When the mandatory quarantine went into effect back in March, a woman flew into Honolulu and posted videos of herself violating quarantine on social media.
“One of the first people we caught was Aarona Lopez, she was the homeless woman that made all the headlines,” explained Angela Keen, the administrator of the Facebook group Hawaii Quarantine Kapu Breakers.
She was sick with pneumonia at the time and from her home she had a group of volunteers help trace Lopez down.
“It was really exciting and I felt like I was back in my news reporter days, and because I have those skills it’s really easy for me to find people and track people and I don’t even have to leave my home,” Keen explained.
“After we did the Lopez case, that was a big lesson for us and we realized not all the authorities involved in quarantine breaking are not all on the same page,” she said.
The group started with a few hundred members and now stands at 4,000 members.
She and others have lobbied at the state legislature and have built relationships with the Attorney General’s office and Visitors Aloha Society Hawaii (VASH).
“Whenever I get a name, I put a file together, do my reporter work, see what kind of a background this person has, whether they have a criminal record, and I shoot it off to the investigator and sometimes within 24 to 48 hours they’ve gotten them,” she said.
She said it’s all thanks to tips and leads from volunteers across several industries.
“We really rely on so many different parts: there’s people on the ground, there are people who tell on their neighbors, their relatives, their in-laws, we get messages from the mainland saying, ‘My friend just went to Hawaii and I told them not to go, they shouldn’t be there, I think you should know,’” she said.
She said they also have members who work at the hotels and resorts, help from security officers, airport workers and more.
“They’re all in our group and they’re sliding us information and we put that file together and we hand it off to the AG and boom, done, out of here,” Keen said.
To date, the group has helped apprehend 13 quarantine breakers on Oahu, and the recent 22 arrests on Hawaii island.
“They were the only people who broke quarantine who decided to fight it so they stayed in jail over the weekend and they had enough,” Keen said.
She said she saw a note on Instagram from one of the group members stating that they wanted to go home.
“I messaged them back and I said, ‘I can help you,’” she said.
Keen called VASH and the group was able to book flights home for each of the 22 members.
Keen said she has received hate mail from several people and said she relies on the tourism industry in her side job, and understands the importance of reopening Hawaii.
“I understand the concerns of reopening Hawaii and people getting back to work and getting Hawaii back open again,” she said. “But the kind of people coming here right now are not the people we want, they’re not people who spend money, that go to shopping centers, and put their money back into the economy, they just don’t do it, they don’t have the money.”
She said at the end of the day it’s about the safety of Hawaii residents.
“We know Native Hawaiians and kupuna have highest rate of coronavirus and the highest fatality rate so for me personally, I have a love for Native Hawaiians, our culture, and if we don’t have Native Hawaiians, then we don’t have Hawaii,” she said.
“So really that is what is behind this in our mission, it’s more than keeping people out, it’s really about keeping our neighbors safe, our community safe, relatives safe and our kanaka maoli,” she said.
She spent five weeks battling pneumonia back in March. “I can’t imagine a kupuna, or kanaka maoli kupuna or anybody getting so sick because someone got on a plane for a cheap ticket,” Keen explained.
She said all the arrests her group has been involved in were people staying at vacation rentals, which are still illegal to operate to anyone who is under the mandatory quarantine.
She said she is working with the legislature to find new ways to crack down on operators and even residents who offer their personal vehicles to visitors who are also under quarantine.
“There is a rise in cases but who wants to come to Hawaii and stay in your hotel room?
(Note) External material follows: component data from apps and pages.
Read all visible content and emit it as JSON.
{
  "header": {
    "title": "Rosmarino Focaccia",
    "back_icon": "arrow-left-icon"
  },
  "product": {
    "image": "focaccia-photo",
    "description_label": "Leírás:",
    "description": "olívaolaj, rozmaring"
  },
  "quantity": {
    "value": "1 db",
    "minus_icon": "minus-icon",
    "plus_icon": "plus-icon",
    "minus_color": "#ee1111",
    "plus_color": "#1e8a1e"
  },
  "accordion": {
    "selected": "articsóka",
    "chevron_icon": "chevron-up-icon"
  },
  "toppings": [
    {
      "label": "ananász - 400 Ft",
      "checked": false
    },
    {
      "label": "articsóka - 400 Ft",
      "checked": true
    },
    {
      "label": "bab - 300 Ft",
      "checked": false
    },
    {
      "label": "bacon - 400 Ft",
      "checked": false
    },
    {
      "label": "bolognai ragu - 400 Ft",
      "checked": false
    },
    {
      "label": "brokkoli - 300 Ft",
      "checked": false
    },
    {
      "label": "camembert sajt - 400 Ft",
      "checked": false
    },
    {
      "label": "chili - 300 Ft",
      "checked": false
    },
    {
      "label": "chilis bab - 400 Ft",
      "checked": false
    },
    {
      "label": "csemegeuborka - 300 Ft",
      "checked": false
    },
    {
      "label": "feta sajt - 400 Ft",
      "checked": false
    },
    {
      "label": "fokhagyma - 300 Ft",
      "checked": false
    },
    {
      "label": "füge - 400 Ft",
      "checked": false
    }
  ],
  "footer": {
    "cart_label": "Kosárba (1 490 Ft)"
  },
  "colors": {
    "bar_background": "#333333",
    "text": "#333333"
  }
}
Even if they break quarantine, there’s no luaus, no activities, no tours, it’s not fun. So why not come when the conditions are better, you’re going to keep everyone else safe, you’re going to keep the whole state safe, and come at a time when you can have fun, and spend your money and put it back into the economy,” Keen said.
People who witness someone breaking quarantine are asked to email firstname.lastname@example.org.